First of all…fuck you for making a Godfather III reference. It’s one of the few things Rob Reiner and I agree on. Godfather III is like Michael Jordan playing for the Wizards…it’s blocked form my memory; it just never happened.
But one thing I can’t forget is my role to point out one thing you never remember. Crime and so-called punishment in sports, especially in the NFL, has little to do with the justice system. So, the references to Ruth Buzzi Ginsberg or any other hack in a black robe you care to mention are as pointless as a post-Penny Hardaway Orlando Magic draft pick.
The problem with comparing “punishments” in the NFL is that most of your examples span different collective bargaining agreements. CBAs determine EVERYTHING when it comes to “justice.” That’s why the NFL keeps ham-fisting these things.
It’s a problem inherent to when you keep doing the job of law enforcement.
It’s amazing how the NFL keeps getting these things wrong. Even when they say “fine, we’ll hire former judges and won’t handle discipline anymore because we suck at it” they eff it up.
Watson shouldn’t play this year. End of story. I’d even say ever, but I’m a believer in second chances (see Vick, Mike).
The GIII reference was actually an Easter Egg for BCole who had a co-worker use the reference just last week. I’ll only take a third of the blame. (And to save some face, I don’t think I’ve ever seen that movie in its entirety.)
I guess what we’re end up torn with is a union fighting for players rights to make sure owners don’t trample all over them and finding the right punishment for the crime.
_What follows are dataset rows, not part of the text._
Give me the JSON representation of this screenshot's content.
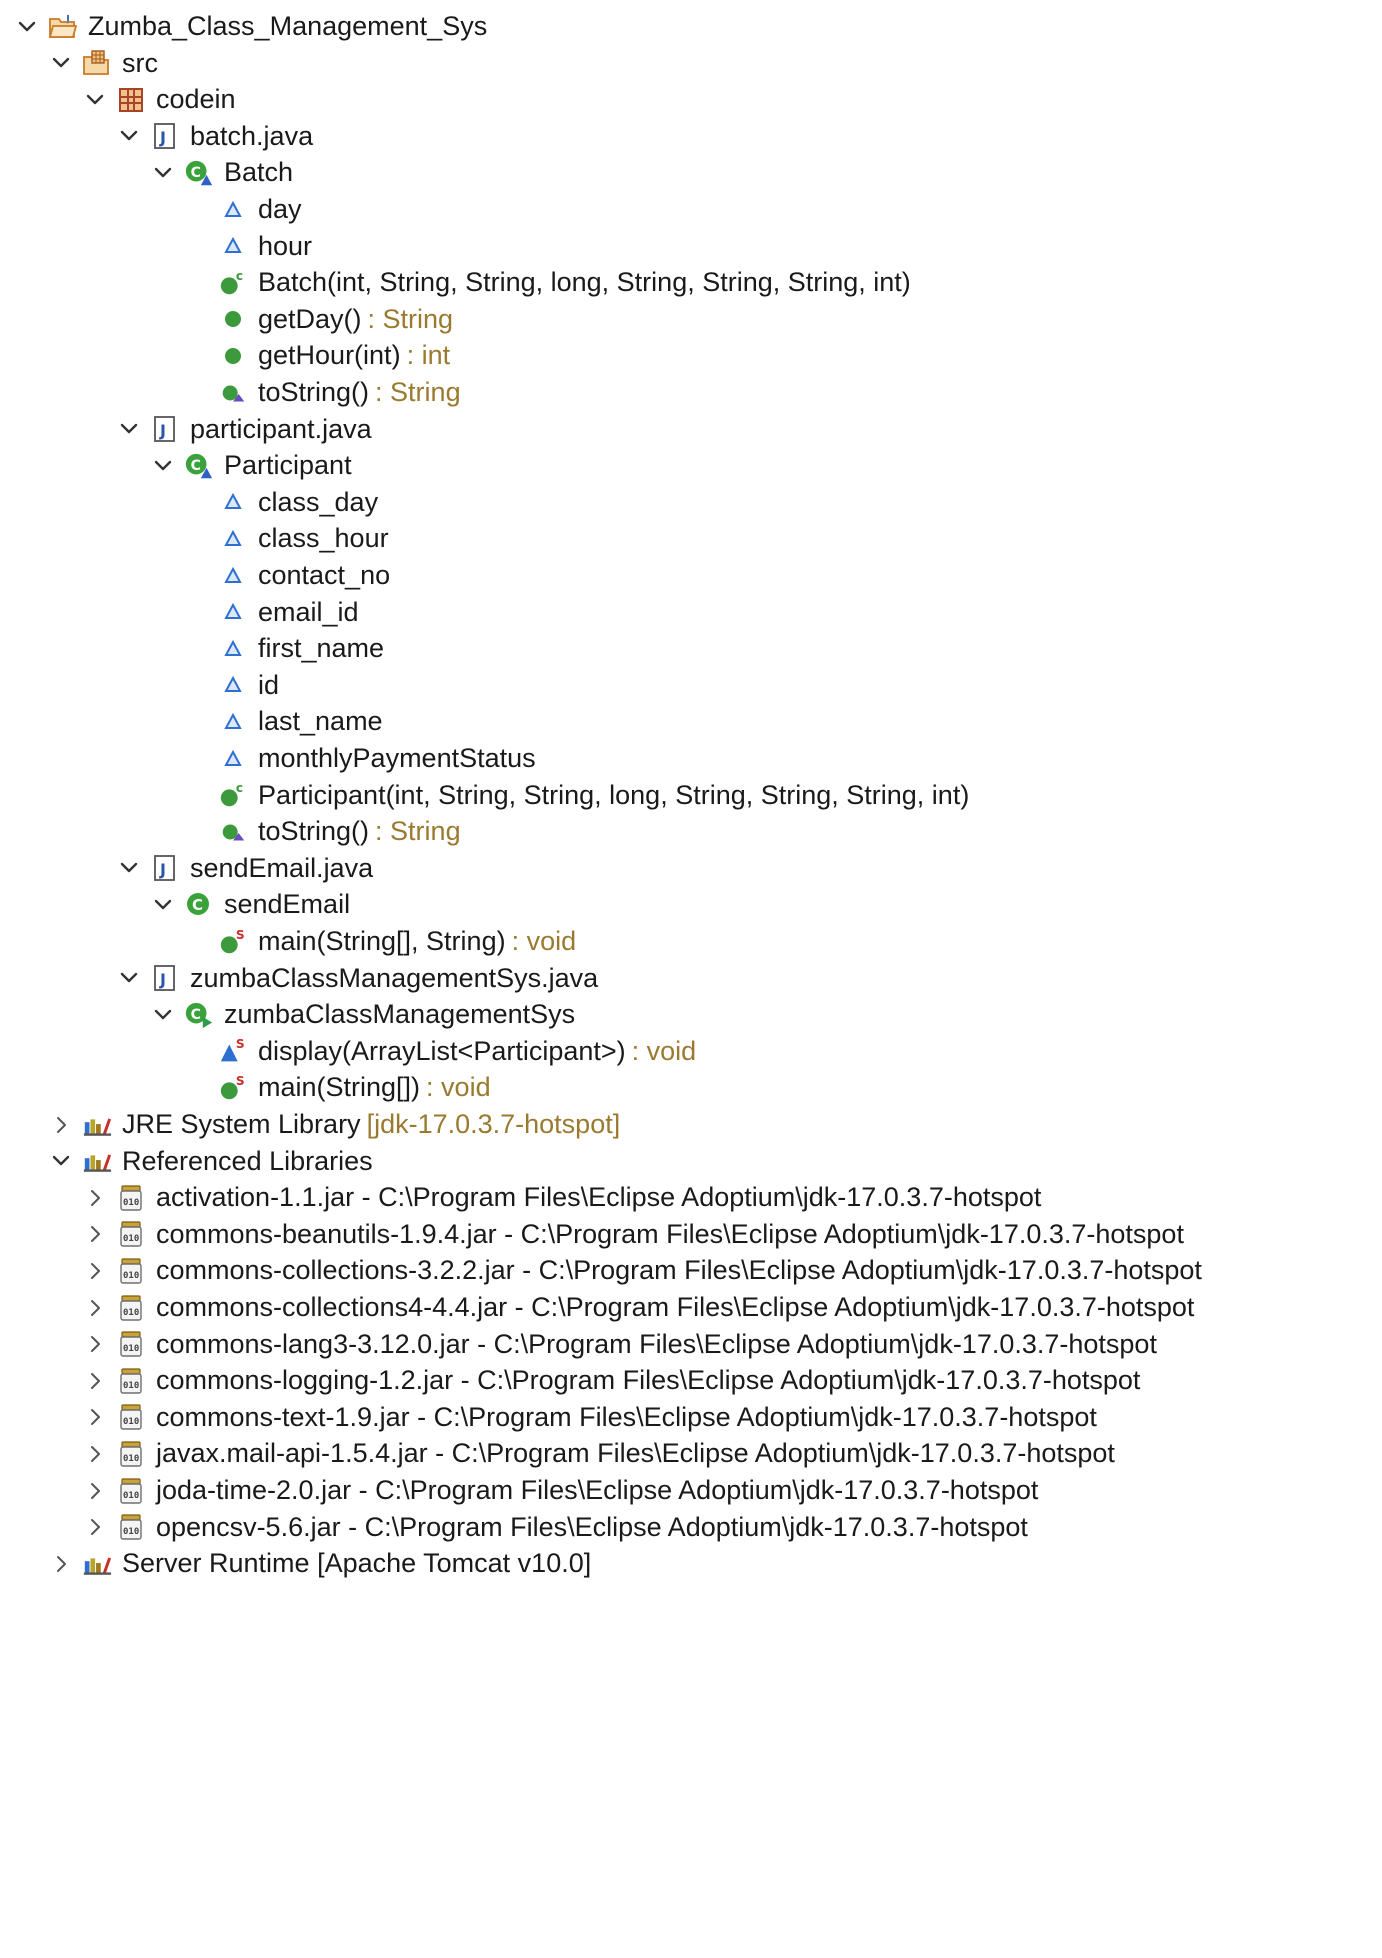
{
  "tree": [
    {
      "depth": 0,
      "expanded": true,
      "icon": "project-folder-icon",
      "label": "Zumba_Class_Management_Sys",
      "decoration": ""
    },
    {
      "depth": 1,
      "expanded": true,
      "icon": "source-folder-icon",
      "label": "src",
      "decoration": ""
    },
    {
      "depth": 2,
      "expanded": true,
      "icon": "package-icon",
      "label": "codein",
      "decoration": ""
    },
    {
      "depth": 3,
      "expanded": true,
      "icon": "java-file-icon",
      "label": "batch.java",
      "decoration": ""
    },
    {
      "depth": 4,
      "expanded": true,
      "icon": "class-icon",
      "label": "Batch",
      "decoration": ""
    },
    {
      "depth": 5,
      "expanded": null,
      "icon": "field-default-icon",
      "label": "day",
      "decoration": ""
    },
    {
      "depth": 5,
      "expanded": null,
      "icon": "field-default-icon",
      "label": "hour",
      "decoration": ""
    },
    {
      "depth": 5,
      "expanded": null,
      "icon": "constructor-icon",
      "label": "Batch(int, String, String, long, String, String, String, int)",
      "decoration": ""
    },
    {
      "depth": 5,
      "expanded": null,
      "icon": "method-public-icon",
      "label": "getDay()",
      "decoration": ": String"
    },
    {
      "depth": 5,
      "expanded": null,
      "icon": "method-public-icon",
      "label": "getHour(int)",
      "decoration": ": int"
    },
    {
      "depth": 5,
      "expanded": null,
      "icon": "method-override-icon",
      "label": "toString()",
      "decoration": ": String"
    },
    {
      "depth": 3,
      "expanded": true,
      "icon": "java-file-icon",
      "label": "participant.java",
      "decoration": ""
    },
    {
      "depth": 4,
      "expanded": true,
      "icon": "class-icon",
      "label": "Participant",
      "decoration": ""
    },
    {
      "depth": 5,
      "expanded": null,
      "icon": "field-default-icon",
      "label": "class_day",
      "decoration": ""
    },
    {
      "depth": 5,
      "expanded": null,
      "icon": "field-default-icon",
      "label": "class_hour",
      "decoration": ""
    },
    {
      "depth": 5,
      "expanded": null,
      "icon": "field-default-icon",
      "label": "contact_no",
      "decoration": ""
    },
    {
      "depth": 5,
      "expanded": null,
      "icon": "field-default-icon",
      "label": "email_id",
      "decoration": ""
    },
    {
      "depth": 5,
      "expanded": null,
      "icon": "field-default-icon",
      "label": "first_name",
      "decoration": ""
    },
    {
      "depth": 5,
      "expanded": null,
      "icon": "field-default-icon",
      "label": "id",
      "decoration": ""
    },
    {
      "depth": 5,
      "expanded": null,
      "icon": "field-default-icon",
      "label": "last_name",
      "decoration": ""
    },
    {
      "depth": 5,
      "expanded": null,
      "icon": "field-default-icon",
      "label": "monthlyPaymentStatus",
      "decoration": ""
    },
    {
      "depth": 5,
      "expanded": null,
      "icon": "constructor-icon",
      "label": "Participant(int, String, String, long, String, String, String, int)",
      "decoration": ""
    },
    {
      "depth": 5,
      "expanded": null,
      "icon": "method-override-icon",
      "label": "toString()",
      "decoration": ": String"
    },
    {
      "depth": 3,
      "expanded": true,
      "icon": "java-file-icon",
      "label": "sendEmail.java",
      "decoration": ""
    },
    {
      "depth": 4,
      "expanded": true,
      "icon": "class-plain-icon",
      "label": "sendEmail",
      "decoration": ""
    },
    {
      "depth": 5,
      "expanded": null,
      "icon": "static-method-icon",
      "label": "main(String[], String)",
      "decoration": ": void"
    },
    {
      "depth": 3,
      "expanded": true,
      "icon": "java-file-icon",
      "label": "zumbaClassManagementSys.java",
      "decoration": ""
    },
    {
      "depth": 4,
      "expanded": true,
      "icon": "class-main-icon",
      "label": "zumbaClassManagementSys",
      "decoration": ""
    },
    {
      "depth": 5,
      "expanded": null,
      "icon": "static-default-method-icon",
      "label": "display(ArrayList<Participant>)",
      "decoration": ": void"
    },
    {
      "depth": 5,
      "expanded": null,
      "icon": "static-method-icon",
      "label": "main(String[])",
      "decoration": ": void"
    },
    {
      "depth": 1,
      "expanded": false,
      "icon": "library-icon",
      "label": "JRE System Library",
      "decoration": "[jdk-17.0.3.7-hotspot]"
    },
    {
      "depth": 1,
      "expanded": true,
      "icon": "library-icon",
      "label": "Referenced Libraries",
      "decoration": ""
    },
    {
      "depth": 2,
      "expanded": false,
      "icon": "jar-icon",
      "label": "activation-1.1.jar - C:\\Program Files\\Eclipse Adoptium\\jdk-17.0.3.7-hotspot",
      "decoration": ""
    },
    {
      "depth": 2,
      "expanded": false,
      "icon": "jar-icon",
      "label": "commons-beanutils-1.9.4.jar - C:\\Program Files\\Eclipse Adoptium\\jdk-17.0.3.7-hotspot",
      "decoration": ""
    },
    {
      "depth": 2,
      "expanded": false,
      "icon": "jar-icon",
      "label": "commons-collections-3.2.2.jar - C:\\Program Files\\Eclipse Adoptium\\jdk-17.0.3.7-hotspot",
      "decoration": ""
    },
    {
      "depth": 2,
      "expanded": false,
      "icon": "jar-icon",
      "label": "commons-collections4-4.4.jar - C:\\Program Files\\Eclipse Adoptium\\jdk-17.0.3.7-hotspot",
      "decoration": ""
    },
    {
      "depth": 2,
      "expanded": false,
      "icon": "jar-icon",
      "label": "commons-lang3-3.12.0.jar - C:\\Program Files\\Eclipse Adoptium\\jdk-17.0.3.7-hotspot",
      "decoration": ""
    },
    {
      "depth": 2,
      "expanded": false,
      "icon": "jar-icon",
      "label": "commons-logging-1.2.jar - C:\\Program Files\\Eclipse Adoptium\\jdk-17.0.3.7-hotspot",
      "decoration": ""
    },
    {
      "depth": 2,
      "expanded": false,
      "icon": "jar-icon",
      "label": "commons-text-1.9.jar - C:\\Program Files\\Eclipse Adoptium\\jdk-17.0.3.7-hotspot",
      "decoration": ""
    },
    {
      "depth": 2,
      "expanded": false,
      "icon": "jar-icon",
      "label": "javax.mail-api-1.5.4.jar - C:\\Program Files\\Eclipse Adoptium\\jdk-17.0.3.7-hotspot",
      "decoration": ""
    },
    {
      "depth": 2,
      "expanded": false,
      "icon": "jar-icon",
      "label": "joda-time-2.0.jar - C:\\Program Files\\Eclipse Adoptium\\jdk-17.0.3.7-hotspot",
      "decoration": ""
    },
    {
      "depth": 2,
      "expanded": false,
      "icon": "jar-icon",
      "label": "opencsv-5.6.jar - C:\\Program Files\\Eclipse Adoptium\\jdk-17.0.3.7-hotspot",
      "decoration": ""
    },
    {
      "depth": 1,
      "expanded": false,
      "icon": "library-icon",
      "label": "Server Runtime [Apache Tomcat v10.0]",
      "decoration": ""
    }
  ],
  "colors": {
    "text": "#1a1a1a",
    "decoration": "#9a7a2f",
    "method-green": "#3c9a3c",
    "class-green": "#35a435",
    "field-blue": "#2f6fd0",
    "folder-orange": "#e08a2b",
    "package-brown": "#b3542f",
    "library-olive": "#8a7a24",
    "jar-gray": "#8a8a8a"
  }
}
I guess it would be too kumbaya to wish the crimes never happened in the first place?
Sounds like they’re pushing for the year, Teej.
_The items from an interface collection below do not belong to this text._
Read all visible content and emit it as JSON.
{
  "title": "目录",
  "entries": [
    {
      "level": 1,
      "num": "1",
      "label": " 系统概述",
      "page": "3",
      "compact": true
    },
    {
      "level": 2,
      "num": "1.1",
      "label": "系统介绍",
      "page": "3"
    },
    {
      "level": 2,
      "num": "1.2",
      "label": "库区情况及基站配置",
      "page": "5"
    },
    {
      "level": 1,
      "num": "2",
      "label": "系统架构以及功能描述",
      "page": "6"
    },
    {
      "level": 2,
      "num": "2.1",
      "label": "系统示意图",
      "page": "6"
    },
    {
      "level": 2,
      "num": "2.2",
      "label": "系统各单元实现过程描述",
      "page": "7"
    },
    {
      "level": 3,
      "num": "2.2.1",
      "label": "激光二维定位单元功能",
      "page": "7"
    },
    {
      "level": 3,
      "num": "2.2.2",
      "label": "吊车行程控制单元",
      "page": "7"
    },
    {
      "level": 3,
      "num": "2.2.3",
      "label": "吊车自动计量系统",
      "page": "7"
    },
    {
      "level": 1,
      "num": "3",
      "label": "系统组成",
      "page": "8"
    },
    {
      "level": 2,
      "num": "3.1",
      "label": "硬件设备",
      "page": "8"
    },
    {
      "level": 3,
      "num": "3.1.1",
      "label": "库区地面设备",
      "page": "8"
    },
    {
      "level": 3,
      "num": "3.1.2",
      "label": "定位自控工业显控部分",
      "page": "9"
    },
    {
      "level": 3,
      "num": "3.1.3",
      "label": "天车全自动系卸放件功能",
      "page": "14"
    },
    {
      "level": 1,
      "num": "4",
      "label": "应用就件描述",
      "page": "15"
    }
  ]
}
And ultimately, while we’re pro union and player’s rights, maybe it’s the NFLPA that takes the hit as they’re the ones backing Watson while it’s the league pushing for a bigger suspension.
Either way, the way they structured that contract is confounding.
The NFLPA would defend a serial killer if he was a card-carrying member. That’s what the NFLPA does. The NFL will always screw up when it comes to public relations. That’s what the NFL does. I’m not sure why Watson was around the sport last year, and I’m not sure why he is around the sport this year. If they want to hit the “reset” button on the whole precedent thing so the next judge/arbitrator has no excuses not to put the hammer down, you might as well make Watson the tipping point.
Oh, I forgot to ask. Will there be an NFL Over/Under Contest this year? Asking for a friend…
I think most of us are for unions, and for the players doing what they can to protect themselves from ownership, but yes, one could certainly make the argument that they’ve become pretty powerful, blindly so in some cases.
And yes, the O/U contest will be up and running shortly. After all, it’s a tradition unlike any other.